(Dataset rows describing interfaces)
★ ★ ★ ★
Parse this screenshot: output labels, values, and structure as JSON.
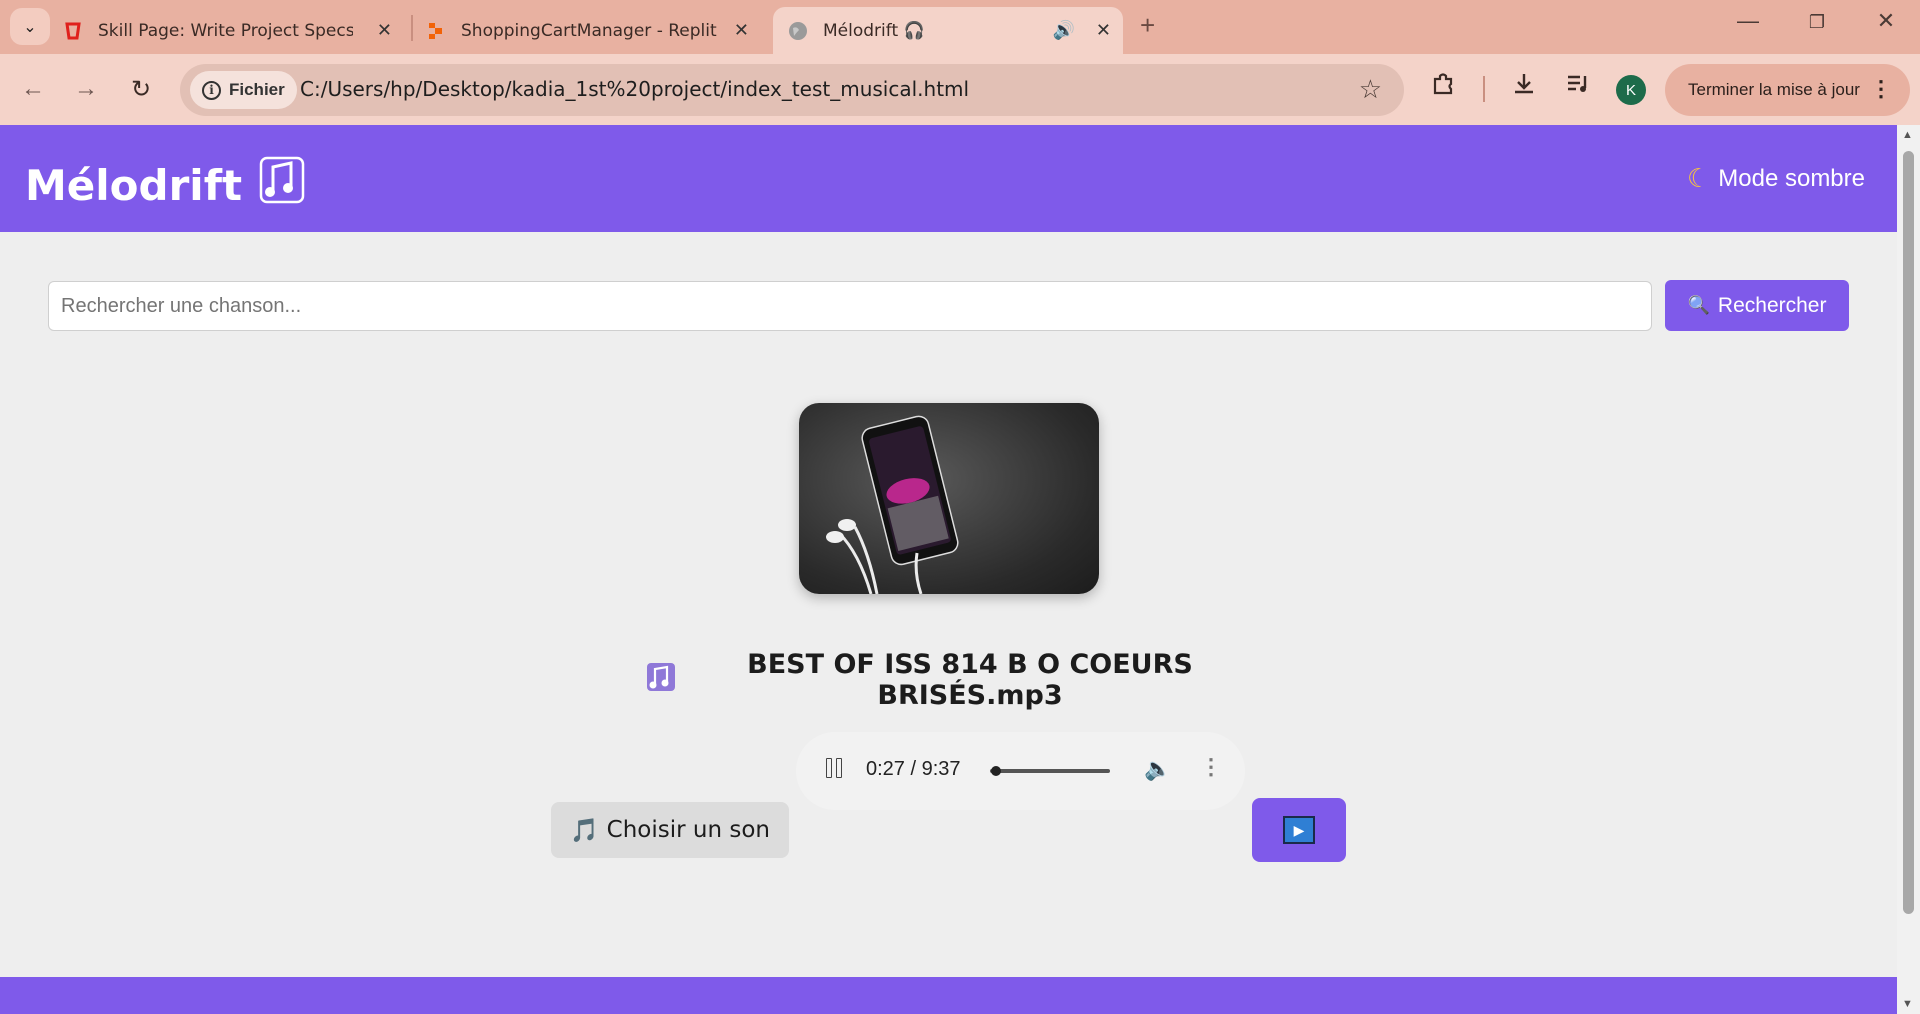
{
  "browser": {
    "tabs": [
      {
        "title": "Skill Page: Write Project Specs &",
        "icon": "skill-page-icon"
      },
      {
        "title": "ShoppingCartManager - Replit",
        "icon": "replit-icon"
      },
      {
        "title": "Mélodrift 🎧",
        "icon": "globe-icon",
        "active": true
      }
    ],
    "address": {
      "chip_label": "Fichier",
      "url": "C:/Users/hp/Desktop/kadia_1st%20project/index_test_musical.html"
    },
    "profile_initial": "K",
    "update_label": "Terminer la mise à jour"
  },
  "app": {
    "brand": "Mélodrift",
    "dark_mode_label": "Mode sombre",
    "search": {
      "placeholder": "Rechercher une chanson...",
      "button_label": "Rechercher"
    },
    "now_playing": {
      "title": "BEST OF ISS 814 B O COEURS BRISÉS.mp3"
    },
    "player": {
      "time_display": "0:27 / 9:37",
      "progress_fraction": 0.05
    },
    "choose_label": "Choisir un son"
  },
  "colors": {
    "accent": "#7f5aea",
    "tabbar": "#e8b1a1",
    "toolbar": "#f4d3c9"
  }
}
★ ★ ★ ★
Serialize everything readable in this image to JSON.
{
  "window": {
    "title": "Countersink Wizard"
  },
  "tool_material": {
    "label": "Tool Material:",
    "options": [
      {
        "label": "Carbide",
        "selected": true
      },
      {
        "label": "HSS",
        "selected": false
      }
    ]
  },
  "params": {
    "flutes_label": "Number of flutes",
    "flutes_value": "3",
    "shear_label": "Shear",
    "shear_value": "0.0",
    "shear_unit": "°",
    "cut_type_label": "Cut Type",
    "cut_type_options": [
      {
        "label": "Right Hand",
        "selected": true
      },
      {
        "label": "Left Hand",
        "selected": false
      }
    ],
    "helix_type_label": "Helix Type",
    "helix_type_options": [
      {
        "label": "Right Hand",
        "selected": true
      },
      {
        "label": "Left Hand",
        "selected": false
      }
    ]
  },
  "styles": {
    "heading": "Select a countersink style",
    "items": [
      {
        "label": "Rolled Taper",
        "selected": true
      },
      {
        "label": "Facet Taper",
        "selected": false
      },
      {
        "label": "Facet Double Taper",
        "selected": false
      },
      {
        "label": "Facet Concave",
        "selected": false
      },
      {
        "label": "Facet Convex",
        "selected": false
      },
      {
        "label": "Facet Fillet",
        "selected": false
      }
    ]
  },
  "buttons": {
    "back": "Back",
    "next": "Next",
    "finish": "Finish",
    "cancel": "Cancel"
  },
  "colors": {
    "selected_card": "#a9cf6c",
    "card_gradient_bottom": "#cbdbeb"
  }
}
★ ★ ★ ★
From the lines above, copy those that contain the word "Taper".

        "label": "Rolled Taper",
        "label": "Facet Taper",
        "label": "Facet Double Taper",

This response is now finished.